For reasons that will remain obscure, I was recently reading a 1978 volume of the journal Oceanus, published by the Woods Hole Oceanographic Institution. And in light of the tripe we often hear about how in the 1970s scientists were worried about a New Ice Age, one passage in particular stuck out to me. It’s from a paper by one John Imbrie, a Brown University oceanographer, entitled “Global Perspectives on our Changing Climate” (p. 65-70, Number 4, Fall Issue 1978, “Oceans and Climate”). Here’s what it had to say about this subject:
…there is no doubt that the 40 year cooling trend exhibited by the hemispheric average is real, and demands an explanation. Unfortunately, this phenomenon–like so many other characteristics of climate–is not fully understood.
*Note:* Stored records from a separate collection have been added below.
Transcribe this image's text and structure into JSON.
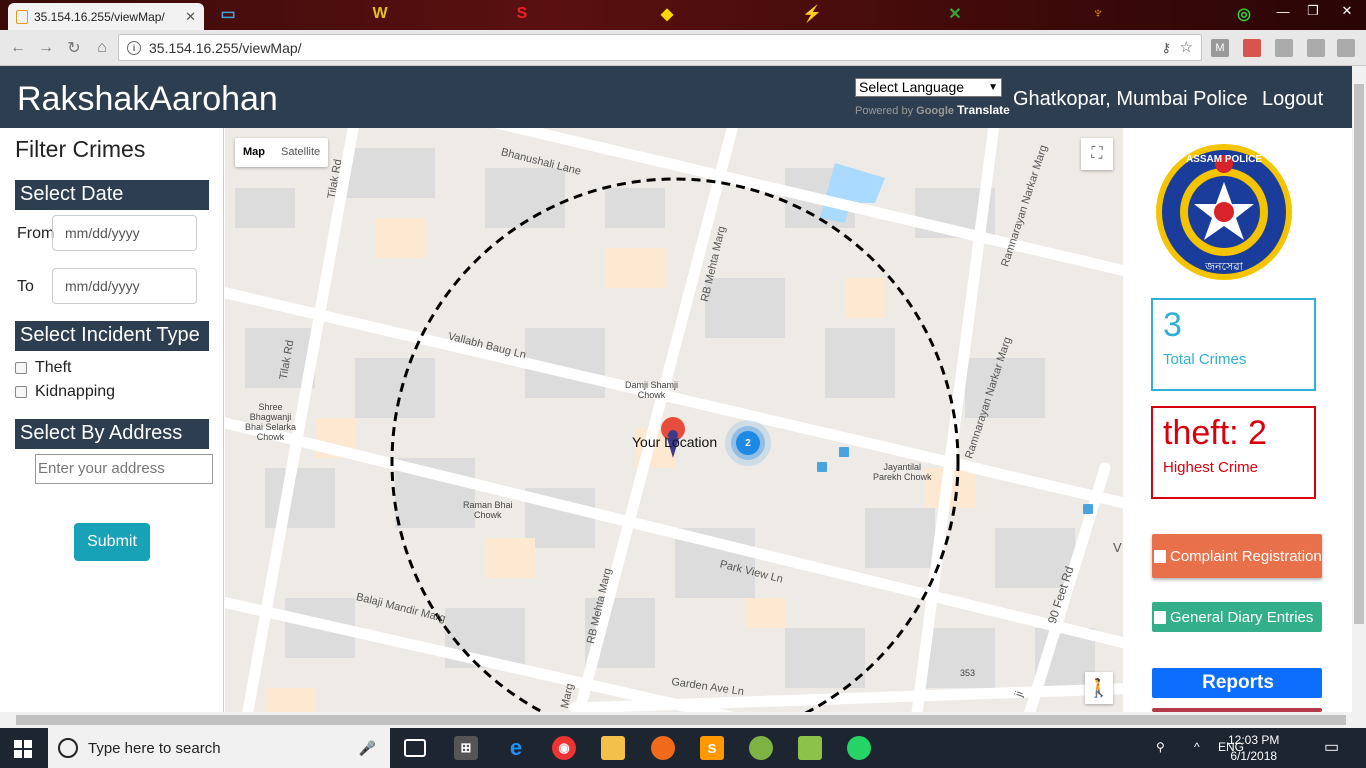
{
  "browser": {
    "tab_title": "35.154.16.255/viewMap/",
    "tab_close": "✕",
    "url": "35.154.16.255/viewMap/",
    "info_glyph": "i",
    "key_glyph": "⚷",
    "star_glyph": "☆",
    "back_glyph": "←",
    "forward_glyph": "→",
    "reload_glyph": "↻",
    "home_glyph": "⌂",
    "win_minimize": "—",
    "win_maximize": "❐",
    "win_close": "✕"
  },
  "header": {
    "brand": "RakshakAarohan",
    "language_select": "Select Language",
    "powered_by": "Powered by",
    "google": "Google",
    "translate": "Translate",
    "station": "Ghatkopar, Mumbai Police",
    "logout": "Logout"
  },
  "filter": {
    "title": "Filter Crimes",
    "select_date": "Select Date",
    "from_label": "From",
    "to_label": "To",
    "date_placeholder": "mm/dd/yyyy",
    "select_incident": "Select Incident Type",
    "incident_types": [
      "Theft",
      "Kidnapping"
    ],
    "select_address": "Select By Address",
    "address_placeholder": "Enter your address",
    "submit": "Submit"
  },
  "map": {
    "type_map": "Map",
    "type_satellite": "Satellite",
    "fullscreen_glyph": "⛶",
    "pegman_glyph": "🚶",
    "your_location": "Your Location",
    "cluster_count": "2",
    "streets": {
      "bhanushali": "Bhanushali Lane",
      "tilak_top": "Tilak Rd",
      "tilak_left": "Tilak Rd",
      "rb_mehta_top": "RB Mehta Marg",
      "rb_mehta_bottom": "RB Mehta Marg",
      "ramnarayan_1": "Ramnarayan Narkar Marg",
      "ramnarayan_2": "Ramnarayan Narkar Marg",
      "vallabh": "Vallabh Baug Ln",
      "park_view": "Park View Ln",
      "balaji": "Balaji Mandir Marg",
      "garden": "Garden Ave Ln",
      "feet_90": "90 Feet Rd",
      "marg_bottom": "Marg",
      "v_edge": "V",
      "ji_edge": "ji"
    },
    "pois": {
      "damji": "Damji Shamji\nChowk",
      "shree": "Shree\nBhagwanji\nBhai Selarka\nChowk",
      "jayantilal": "Jayantilal\nParekh Chowk",
      "raman": "Raman Bhai\nChowk",
      "num_353": "353"
    }
  },
  "stats": {
    "total_value": "3",
    "total_label": "Total Crimes",
    "highest_value": "theft: 2",
    "highest_label": "Highest Crime"
  },
  "actions": {
    "complaint": "Complaint Registration",
    "diary": "General Diary Entries",
    "reports": "Reports"
  },
  "emblem": {
    "text_top": "ASSAM POLICE",
    "text_bottom": "জনসেৱা"
  },
  "taskbar": {
    "search_placeholder": "Type here to search",
    "lang": "ENG",
    "time": "12:03 PM",
    "date": "6/1/2018"
  },
  "colors": {
    "header_bg": "#2c3e50",
    "submit_bg": "#17a2b8",
    "total_border": "#31b0d5",
    "highest_border": "#d9000d",
    "complaint_bg": "#e8704a",
    "diary_bg": "#33b08a",
    "reports_bg": "#0d6efd"
  }
}
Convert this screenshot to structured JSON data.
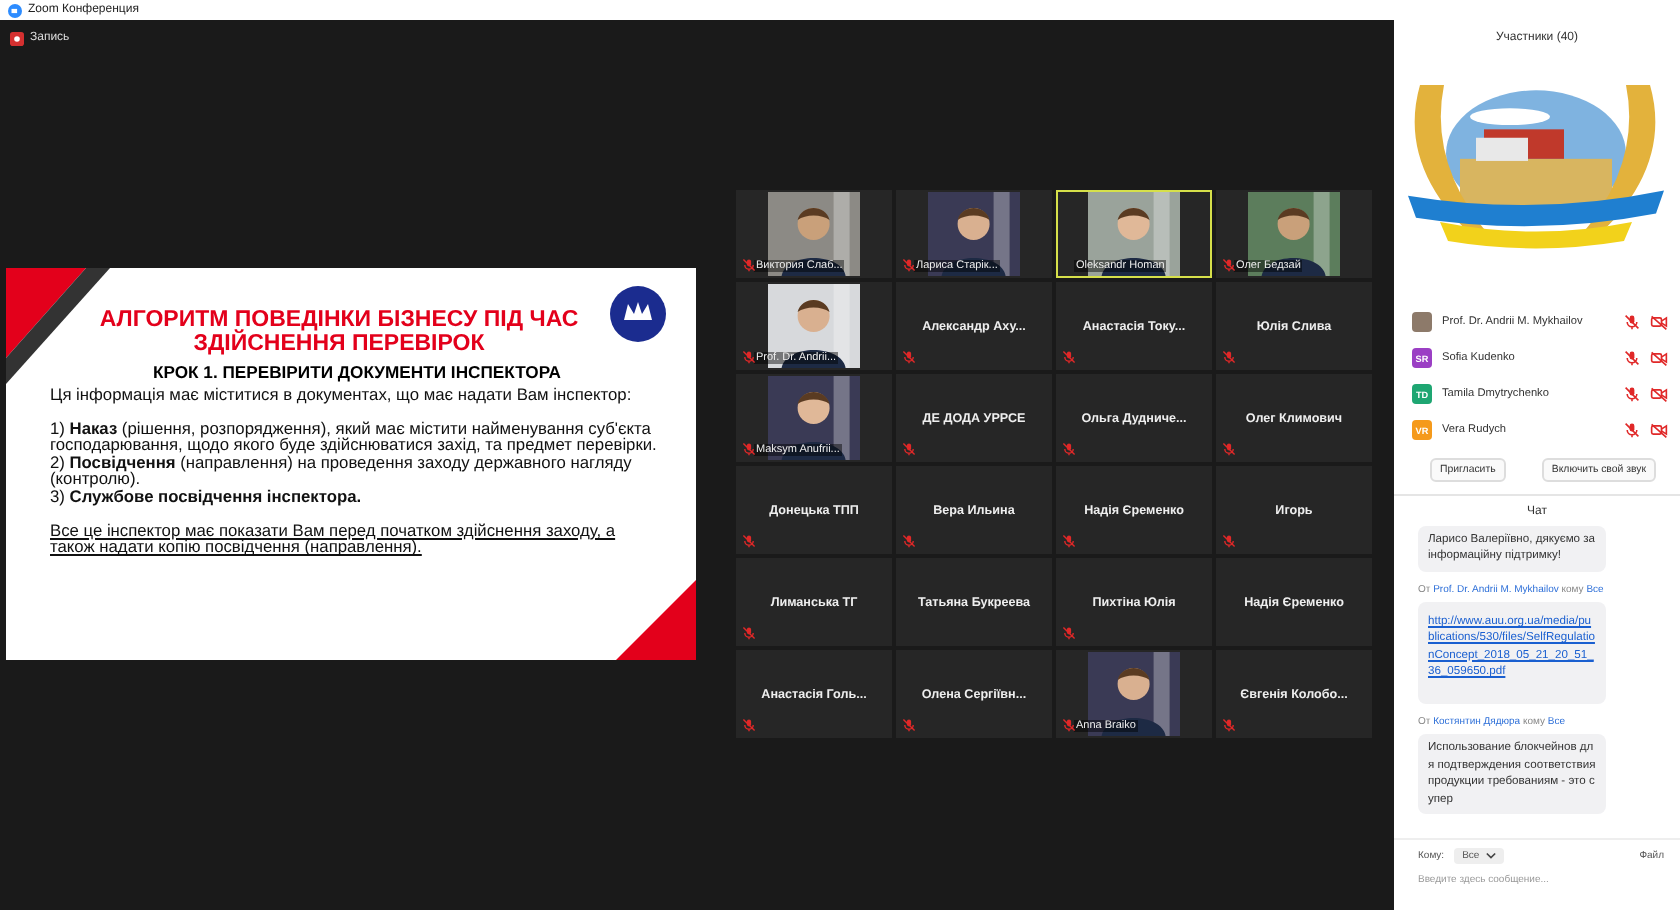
{
  "window": {
    "title": "Zoom Конференция"
  },
  "recording": {
    "label": "Запись"
  },
  "slide": {
    "title": "АЛГОРИТМ  ПОВЕДІНКИ БІЗНЕСУ ПІД ЧАС ЗДІЙСНЕННЯ ПЕРЕВІРОК",
    "subtitle": "КРОК 1. ПЕРЕВІРИТИ ДОКУМЕНТИ ІНСПЕКТОРА",
    "intro": "Ця інформація має міститися в документах, що має надати Вам інспектор:",
    "points": [
      "1) **Наказ** (рішення, розпорядження), який має містити найменування суб'єкта господарювання, щодо якого буде здійснюватися захід, та предмет перевірки.",
      "2) **Посвідчення** (направлення) на проведення заходу державного нагляду (контролю).",
      "3) **Службове посвідчення інспектора.**"
    ],
    "note": "Все це інспектор має показати Вам перед початком здійснення заходу, а також надати копію посвідчення (направлення)."
  },
  "tiles": [
    {
      "name": "Виктория Слаб...",
      "kind": "video",
      "muted": true,
      "speaking": false
    },
    {
      "name": "Лариса Старік...",
      "kind": "video",
      "muted": true,
      "speaking": false
    },
    {
      "name": "Oleksandr Homan",
      "kind": "video",
      "muted": false,
      "speaking": true
    },
    {
      "name": "Олег Бедзай",
      "kind": "video",
      "muted": true,
      "speaking": false
    },
    {
      "name": "Prof. Dr. Andrii...",
      "kind": "video",
      "muted": true,
      "speaking": false
    },
    {
      "name": "Александр  Аху...",
      "kind": "name",
      "muted": true,
      "speaking": false
    },
    {
      "name": "Анастасія  Току...",
      "kind": "name",
      "muted": true,
      "speaking": false
    },
    {
      "name": "Юлія Слива",
      "kind": "name",
      "muted": true,
      "speaking": false
    },
    {
      "name": "Maksym Anufrii...",
      "kind": "video",
      "muted": true,
      "speaking": false
    },
    {
      "name": "ДЕ ДОДА УРРСЕ",
      "kind": "name",
      "muted": true,
      "speaking": false
    },
    {
      "name": "Ольга  Дудниче...",
      "kind": "name",
      "muted": true,
      "speaking": false
    },
    {
      "name": "Олег Климович",
      "kind": "name",
      "muted": true,
      "speaking": false
    },
    {
      "name": "Донецька ТПП",
      "kind": "name",
      "muted": true,
      "speaking": false
    },
    {
      "name": "Вера Ильина",
      "kind": "name",
      "muted": true,
      "speaking": false
    },
    {
      "name": "Надія Єременко",
      "kind": "name",
      "muted": true,
      "speaking": false
    },
    {
      "name": "Игорь",
      "kind": "name",
      "muted": true,
      "speaking": false
    },
    {
      "name": "Лиманська ТГ",
      "kind": "name",
      "muted": true,
      "speaking": false
    },
    {
      "name": "Татьяна Букреева",
      "kind": "name",
      "muted": false,
      "speaking": false
    },
    {
      "name": "Пихтіна Юлія",
      "kind": "name",
      "muted": true,
      "speaking": false
    },
    {
      "name": "Надія Єременко",
      "kind": "name",
      "muted": false,
      "speaking": false
    },
    {
      "name": "Анастасія Голь...",
      "kind": "name",
      "muted": true,
      "speaking": false
    },
    {
      "name": "Олена  Сергіївн...",
      "kind": "name",
      "muted": true,
      "speaking": false
    },
    {
      "name": "Anna Braiko",
      "kind": "video",
      "muted": true,
      "speaking": false
    },
    {
      "name": "Євгенія  Колобо...",
      "kind": "name",
      "muted": true,
      "speaking": false
    }
  ],
  "participants": {
    "title": "Участники (40)",
    "items": [
      {
        "name": "Prof. Dr. Andrii M. Mykhailov",
        "muted": true,
        "camera_off": true
      },
      {
        "name": "Sofia Kudenko",
        "kind": "initials",
        "initials": "SR",
        "color": "#9b3fc4",
        "muted": true,
        "camera_off": true
      },
      {
        "name": "Tamila Dmytrychenko",
        "kind": "initials",
        "initials": "TD",
        "color": "#1ea672",
        "muted": true,
        "camera_off": true
      },
      {
        "name": "Vera Rudych",
        "kind": "initials",
        "initials": "VR",
        "color": "#f59a1b",
        "muted": true,
        "camera_off": true
      }
    ],
    "buttons": [
      "Пригласить",
      "Включить свой звук"
    ]
  },
  "chat": {
    "title": "Чат",
    "messages": [
      {
        "kind": "text",
        "text": "Ларисо Валеріївно, дякуємо за інформаційну підтримку!"
      },
      {
        "kind": "link",
        "from_prefix": "От",
        "from": "Prof. Dr. Andrii M. Mykhailov",
        "to_prefix": "кому",
        "to": "Все",
        "text": "http://www.auu.org.ua/media/publications/530/files/SelfRegulationConcept_2018_05_21_20_51_36_059650.pdf"
      },
      {
        "kind": "text",
        "from_prefix": "От",
        "from": "Костянтин Дядюра",
        "to_prefix": "кому",
        "to": "Все",
        "text": "Использование блокчейнов для  подтверждения соответствия продукции требованиям - это супер"
      }
    ],
    "to_label": "Кому:",
    "recipient": "Все",
    "file_label": "Файл",
    "placeholder": "Введите здесь сообщение..."
  }
}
Despite this uncertainty, some journalists and other writers–eager to dramatize a blizzard or draw attention to a prolonged cold snap–publish interpretations each winter based on the observed 40-year cooling trend. The logic of these prognostications is simple: having persisted for many decades, the trend can be expected to continue indefinitely, until the Earth enters another ice age. It is even possible to calculate when this new ice age will occur; given a 0.6 degree Celsius decline every 40 years, it would take 400 years to reach a temperature level characteristic of the last major ice age, some 6 degrees Celsius cooler than today.
However, before those readers of Oceanus who live in New England rush to put their homes up for sale and move to the Sunbelt, they should remember that making predictions based on trends of unknown origin is a risky business indeed–a principle that many investors in the stock market will confirm. In fact, many modern prophets of climatic doom have no more justification than the soothsayers of old, who, on observing a three-month cooling trend each autumn, built mid-winter bonfires to encourage the god of the sun.
Um, it doesn’t seem like this scientist was very worried about a “new Ice Age” back in 1978, even if perhaps the popular press was….